What you need to do:
Give the entries again exactly, every one of them.

Available records:
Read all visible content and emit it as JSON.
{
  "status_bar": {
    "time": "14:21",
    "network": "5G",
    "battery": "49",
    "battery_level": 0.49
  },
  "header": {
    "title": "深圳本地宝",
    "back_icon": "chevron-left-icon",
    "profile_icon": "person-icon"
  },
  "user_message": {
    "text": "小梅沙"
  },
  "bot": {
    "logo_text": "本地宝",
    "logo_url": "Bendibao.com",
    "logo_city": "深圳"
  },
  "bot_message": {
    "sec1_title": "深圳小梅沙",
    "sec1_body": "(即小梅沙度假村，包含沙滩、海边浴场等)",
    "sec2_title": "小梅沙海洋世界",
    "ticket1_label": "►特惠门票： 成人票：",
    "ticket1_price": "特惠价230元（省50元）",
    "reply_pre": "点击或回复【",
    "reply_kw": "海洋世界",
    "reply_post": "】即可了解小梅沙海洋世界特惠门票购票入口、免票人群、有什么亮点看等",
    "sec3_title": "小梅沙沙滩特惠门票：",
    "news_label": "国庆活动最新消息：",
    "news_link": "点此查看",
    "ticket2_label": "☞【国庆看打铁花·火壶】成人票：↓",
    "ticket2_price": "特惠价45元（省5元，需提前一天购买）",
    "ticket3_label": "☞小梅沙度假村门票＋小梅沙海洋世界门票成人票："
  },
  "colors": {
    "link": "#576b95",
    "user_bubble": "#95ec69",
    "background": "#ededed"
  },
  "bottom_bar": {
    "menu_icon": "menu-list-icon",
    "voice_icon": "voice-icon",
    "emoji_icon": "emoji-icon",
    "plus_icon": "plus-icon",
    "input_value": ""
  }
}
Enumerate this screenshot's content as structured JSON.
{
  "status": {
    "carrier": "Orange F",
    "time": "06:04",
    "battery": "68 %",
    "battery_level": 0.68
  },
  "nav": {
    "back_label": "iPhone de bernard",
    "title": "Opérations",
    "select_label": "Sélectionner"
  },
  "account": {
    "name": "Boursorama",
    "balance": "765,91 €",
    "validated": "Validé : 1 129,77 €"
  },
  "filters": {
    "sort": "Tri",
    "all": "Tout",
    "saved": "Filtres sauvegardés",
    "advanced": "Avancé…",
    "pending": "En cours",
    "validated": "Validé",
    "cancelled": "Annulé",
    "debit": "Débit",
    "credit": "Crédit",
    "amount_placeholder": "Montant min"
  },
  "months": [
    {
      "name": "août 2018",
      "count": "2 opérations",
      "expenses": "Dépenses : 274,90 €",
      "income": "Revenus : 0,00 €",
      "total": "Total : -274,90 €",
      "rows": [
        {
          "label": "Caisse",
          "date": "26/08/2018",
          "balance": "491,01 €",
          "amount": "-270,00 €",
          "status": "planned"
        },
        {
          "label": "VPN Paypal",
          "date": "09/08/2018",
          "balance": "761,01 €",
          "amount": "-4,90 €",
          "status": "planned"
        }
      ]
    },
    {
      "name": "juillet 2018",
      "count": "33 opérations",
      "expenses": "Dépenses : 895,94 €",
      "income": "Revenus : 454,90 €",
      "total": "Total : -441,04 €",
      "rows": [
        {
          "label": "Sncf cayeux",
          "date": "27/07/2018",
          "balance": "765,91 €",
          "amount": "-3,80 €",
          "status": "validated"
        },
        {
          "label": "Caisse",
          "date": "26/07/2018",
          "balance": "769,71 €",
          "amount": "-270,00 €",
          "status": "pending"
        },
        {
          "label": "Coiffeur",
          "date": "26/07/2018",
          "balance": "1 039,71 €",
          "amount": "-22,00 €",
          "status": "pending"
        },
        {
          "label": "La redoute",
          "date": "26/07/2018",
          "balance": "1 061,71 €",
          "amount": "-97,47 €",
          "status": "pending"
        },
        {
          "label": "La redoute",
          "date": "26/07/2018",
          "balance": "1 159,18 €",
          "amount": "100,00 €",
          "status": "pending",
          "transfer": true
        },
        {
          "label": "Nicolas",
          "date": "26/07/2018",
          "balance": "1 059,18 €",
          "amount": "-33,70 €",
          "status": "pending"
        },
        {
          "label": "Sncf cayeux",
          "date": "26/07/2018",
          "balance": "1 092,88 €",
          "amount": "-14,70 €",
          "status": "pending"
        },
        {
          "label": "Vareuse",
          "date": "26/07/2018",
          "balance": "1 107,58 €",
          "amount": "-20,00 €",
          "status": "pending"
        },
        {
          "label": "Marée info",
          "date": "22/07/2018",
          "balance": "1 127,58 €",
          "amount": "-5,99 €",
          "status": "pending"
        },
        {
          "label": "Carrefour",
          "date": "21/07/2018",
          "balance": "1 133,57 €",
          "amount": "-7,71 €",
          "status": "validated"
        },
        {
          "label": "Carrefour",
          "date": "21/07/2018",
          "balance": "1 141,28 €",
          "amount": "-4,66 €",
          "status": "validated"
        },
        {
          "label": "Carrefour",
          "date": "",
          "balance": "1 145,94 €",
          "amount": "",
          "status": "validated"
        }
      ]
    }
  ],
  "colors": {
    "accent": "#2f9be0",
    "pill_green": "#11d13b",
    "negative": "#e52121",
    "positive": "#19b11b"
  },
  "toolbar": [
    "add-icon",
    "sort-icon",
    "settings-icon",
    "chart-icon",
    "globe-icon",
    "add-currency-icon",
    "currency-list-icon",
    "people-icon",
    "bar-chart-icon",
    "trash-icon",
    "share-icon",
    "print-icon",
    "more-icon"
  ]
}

Response below:
Read all visible content and emit it as JSON.
{
  "status_bar": {
    "time": "14:21",
    "network": "5G",
    "battery": "49",
    "battery_level": 0.49
  },
  "header": {
    "title": "深圳本地宝",
    "back_icon": "chevron-left-icon",
    "profile_icon": "person-icon"
  },
  "user_message": {
    "text": "小梅沙"
  },
  "bot": {
    "logo_text": "本地宝",
    "logo_url": "Bendibao.com",
    "logo_city": "深圳"
  },
  "bot_message": {
    "sec1_title": "深圳小梅沙",
    "sec1_body": "(即小梅沙度假村，包含沙滩、海边浴场等)",
    "sec2_title": "小梅沙海洋世界",
    "ticket1_label": "►特惠门票： 成人票：",
    "ticket1_price": "特惠价230元（省50元）",
    "reply_pre": "点击或回复【",
    "reply_kw": "海洋世界",
    "reply_post": "】即可了解小梅沙海洋世界特惠门票购票入口、免票人群、有什么亮点看等",
    "sec3_title": "小梅沙沙滩特惠门票：",
    "news_label": "国庆活动最新消息：",
    "news_link": "点此查看",
    "ticket2_label": "☞【国庆看打铁花·火壶】成人票：↓",
    "ticket2_price": "特惠价45元（省5元，需提前一天购买）",
    "ticket3_label": "☞小梅沙度假村门票＋小梅沙海洋世界门票成人票："
  },
  "colors": {
    "link": "#576b95",
    "user_bubble": "#95ec69",
    "background": "#ededed"
  },
  "bottom_bar": {
    "menu_icon": "menu-list-icon",
    "voice_icon": "voice-icon",
    "emoji_icon": "emoji-icon",
    "plus_icon": "plus-icon",
    "input_value": ""
  }
}
Enumerate this screenshot's content as structured JSON.
{
  "status": {
    "carrier": "Orange F",
    "time": "06:04",
    "battery": "68 %",
    "battery_level": 0.68
  },
  "nav": {
    "back_label": "iPhone de bernard",
    "title": "Opérations",
    "select_label": "Sélectionner"
  },
  "account": {
    "name": "Boursorama",
    "balance": "765,91 €",
    "validated": "Validé : 1 129,77 €"
  },
  "filters": {
    "sort": "Tri",
    "all": "Tout",
    "saved": "Filtres sauvegardés",
    "advanced": "Avancé…",
    "pending": "En cours",
    "validated": "Validé",
    "cancelled": "Annulé",
    "debit": "Débit",
    "credit": "Crédit",
    "amount_placeholder": "Montant min"
  },
  "months": [
    {
      "name": "août 2018",
      "count": "2 opérations",
      "expenses": "Dépenses : 274,90 €",
      "income": "Revenus : 0,00 €",
      "total": "Total : -274,90 €",
      "rows": [
        {
          "label": "Caisse",
          "date": "26/08/2018",
          "balance": "491,01 €",
          "amount": "-270,00 €",
          "status": "planned"
        },
        {
          "label": "VPN Paypal",
          "date": "09/08/2018",
          "balance": "761,01 €",
          "amount": "-4,90 €",
          "status": "planned"
        }
      ]
    },
    {
      "name": "juillet 2018",
      "count": "33 opérations",
      "expenses": "Dépenses : 895,94 €",
      "income": "Revenus : 454,90 €",
      "total": "Total : -441,04 €",
      "rows": [
        {
          "label": "Sncf cayeux",
          "date": "27/07/2018",
          "balance": "765,91 €",
          "amount": "-3,80 €",
          "status": "validated"
        },
        {
          "label": "Caisse",
          "date": "26/07/2018",
          "balance": "769,71 €",
          "amount": "-270,00 €",
          "status": "pending"
        },
        {
          "label": "Coiffeur",
          "date": "26/07/2018",
          "balance": "1 039,71 €",
          "amount": "-22,00 €",
          "status": "pending"
        },
        {
          "label": "La redoute",
          "date": "26/07/2018",
          "balance": "1 061,71 €",
          "amount": "-97,47 €",
          "status": "pending"
        },
        {
          "label": "La redoute",
          "date": "26/07/2018",
          "balance": "1 159,18 €",
          "amount": "100,00 €",
          "status": "pending",
          "transfer": true
        },
        {
          "label": "Nicolas",
          "date": "26/07/2018",
          "balance": "1 059,18 €",
          "amount": "-33,70 €",
          "status": "pending"
        },
        {
          "label": "Sncf cayeux",
          "date": "26/07/2018",
          "balance": "1 092,88 €",
          "amount": "-14,70 €",
          "status": "pending"
        },
        {
          "label": "Vareuse",
          "date": "26/07/2018",
          "balance": "1 107,58 €",
          "amount": "-20,00 €",
          "status": "pending"
        },
        {
          "label": "Marée info",
          "date": "22/07/2018",
          "balance": "1 127,58 €",
          "amount": "-5,99 €",
          "status": "pending"
        },
        {
          "label": "Carrefour",
          "date": "21/07/2018",
          "balance": "1 133,57 €",
          "amount": "-7,71 €",
          "status": "validated"
        },
        {
          "label": "Carrefour",
          "date": "21/07/2018",
          "balance": "1 141,28 €",
          "amount": "-4,66 €",
          "status": "validated"
        },
        {
          "label": "Carrefour",
          "date": "",
          "balance": "1 145,94 €",
          "amount": "",
          "status": "validated"
        }
      ]
    }
  ],
  "colors": {
    "accent": "#2f9be0",
    "pill_green": "#11d13b",
    "negative": "#e52121",
    "positive": "#19b11b"
  },
  "toolbar": [
    "add-icon",
    "sort-icon",
    "settings-icon",
    "chart-icon",
    "globe-icon",
    "add-currency-icon",
    "currency-list-icon",
    "people-icon",
    "bar-chart-icon",
    "trash-icon",
    "share-icon",
    "print-icon",
    "more-icon"
  ]
}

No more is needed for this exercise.